▶ [TASK STATEMENT]:
Pick out all lines of the entries that include the word "subtotal" and copy them.

▶ [PROVIDED DATA]:
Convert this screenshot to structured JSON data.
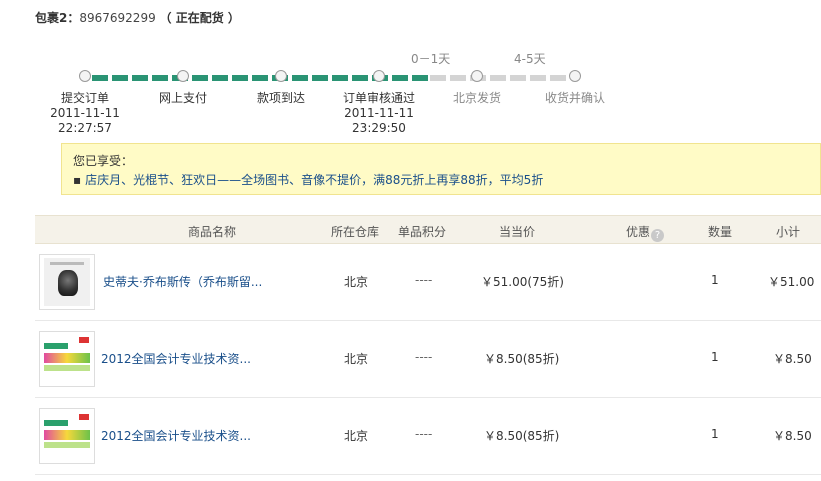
{
  "package": {
    "label": "包裹2：",
    "number": "8967692299",
    "status": "（ 正在配货 ）"
  },
  "tracker": {
    "durations": [
      "0－1天",
      "4-5天"
    ],
    "steps": [
      {
        "label": "提交订单",
        "date": "2011-11-11",
        "time": "22:27:57"
      },
      {
        "label": "网上支付"
      },
      {
        "label": "款项到达"
      },
      {
        "label": "订单审核通过",
        "date": "2011-11-11",
        "time": "23:29:50"
      },
      {
        "label": "北京发货"
      },
      {
        "label": "收货并确认"
      }
    ],
    "colors": {
      "done": "#2a9474",
      "todo": "#d4d4d4"
    }
  },
  "promo": {
    "title": "您已享受：",
    "bullet": "▪",
    "item": "店庆月、光棍节、狂欢日——全场图书、音像不提价，满88元折上再享88折，平均5折"
  },
  "table": {
    "headers": {
      "name": "商品名称",
      "warehouse": "所在仓库",
      "points": "单品积分",
      "price": "当当价",
      "discount": "优惠",
      "qty": "数量",
      "subtotal": "小计"
    },
    "rows": [
      {
        "name": "史蒂夫·乔布斯传（乔布斯留...",
        "warehouse": "北京",
        "points": "----",
        "price": "￥51.00(75折)",
        "qty": "1",
        "subtotal": "￥51.00",
        "thumb": "book-cover-jobs"
      },
      {
        "name": "2012全国会计专业技术资...",
        "warehouse": "北京",
        "points": "----",
        "price": "￥8.50(85折)",
        "qty": "1",
        "subtotal": "￥8.50",
        "thumb": "book-cover-accounting"
      },
      {
        "name": "2012全国会计专业技术资...",
        "warehouse": "北京",
        "points": "----",
        "price": "￥8.50(85折)",
        "qty": "1",
        "subtotal": "￥8.50",
        "thumb": "book-cover-accounting"
      }
    ]
  }
}
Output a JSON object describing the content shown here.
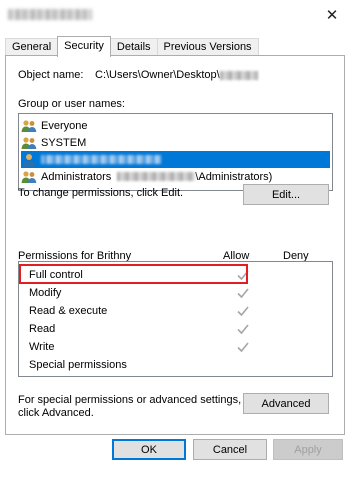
{
  "window": {
    "close_glyph": "✕"
  },
  "tabs": [
    "General",
    "Security",
    "Details",
    "Previous Versions"
  ],
  "object": {
    "label": "Object name:",
    "path": "C:\\Users\\Owner\\Desktop\\"
  },
  "groups": {
    "label": "Group or user names:",
    "items": [
      {
        "name": "Everyone",
        "icon": "users-icon"
      },
      {
        "name": "SYSTEM",
        "icon": "users-icon"
      },
      {
        "name": "",
        "icon": "user-icon",
        "selected": true
      },
      {
        "name_prefix": "Administrators",
        "name_suffix": "\\Administrators)",
        "icon": "users-icon"
      }
    ]
  },
  "change_text": "To change permissions, click Edit.",
  "edit_button": "Edit...",
  "permissions": {
    "header": "Permissions for Brithny",
    "allow_header": "Allow",
    "deny_header": "Deny",
    "rows": [
      {
        "name": "Full control",
        "allow": true
      },
      {
        "name": "Modify",
        "allow": true
      },
      {
        "name": "Read & execute",
        "allow": true
      },
      {
        "name": "Read",
        "allow": true
      },
      {
        "name": "Write",
        "allow": true
      },
      {
        "name": "Special permissions",
        "allow": false
      }
    ]
  },
  "advanced_text_1": "For special permissions or advanced settings,",
  "advanced_text_2": "click Advanced.",
  "advanced_button": "Advanced",
  "footer": {
    "ok": "OK",
    "cancel": "Cancel",
    "apply": "Apply"
  },
  "colors": {
    "selection": "#0078d7",
    "highlight": "#e02020",
    "check": "#a6a6a6"
  }
}
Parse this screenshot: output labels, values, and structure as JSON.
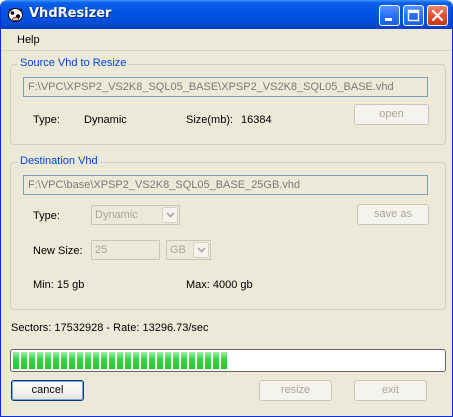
{
  "window": {
    "title": "VhdResizer"
  },
  "menu": {
    "items": [
      "Help"
    ]
  },
  "source": {
    "group_label": "Source Vhd to Resize",
    "path": "F:\\VPC\\XPSP2_VS2K8_SQL05_BASE\\XPSP2_VS2K8_SQL05_BASE.vhd",
    "type_label": "Type:",
    "type_value": "Dynamic",
    "size_label": "Size(mb):",
    "size_value": "16384",
    "open_button": "open"
  },
  "destination": {
    "group_label": "Destination Vhd",
    "path": "F:\\VPC\\base\\XPSP2_VS2K8_SQL05_BASE_25GB.vhd",
    "type_label": "Type:",
    "type_value": "Dynamic",
    "save_as_button": "save as",
    "new_size_label": "New Size:",
    "new_size_value": "25",
    "unit_value": "GB",
    "min_text": "Min: 15 gb",
    "max_text": "Max: 4000 gb"
  },
  "status": {
    "text": "Sectors: 17532928 - Rate: 13296.73/sec"
  },
  "progress": {
    "fraction": 0.49
  },
  "buttons": {
    "cancel": "cancel",
    "resize": "resize",
    "exit": "exit"
  },
  "colors": {
    "titlebar": "#0054e3",
    "group_label": "#0046d5",
    "progress_fill": "#2fd63b",
    "close_button": "#e2502b"
  },
  "icons": {
    "app": "cow-icon",
    "minimize": "minimize-icon",
    "maximize": "maximize-icon",
    "close": "close-icon",
    "dropdown": "chevron-down-icon"
  }
}
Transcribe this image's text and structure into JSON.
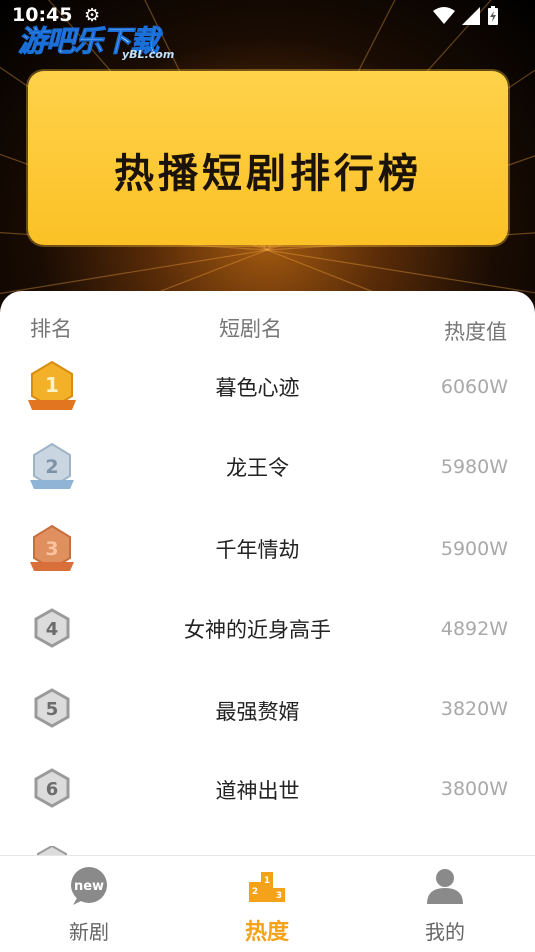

▶ [YOUR RESPONSE]:
      "subtotal": "小计"
        "subtotal": "￥51.00",
        "subtotal": "￥8.50",
        "subtotal": "￥8.50",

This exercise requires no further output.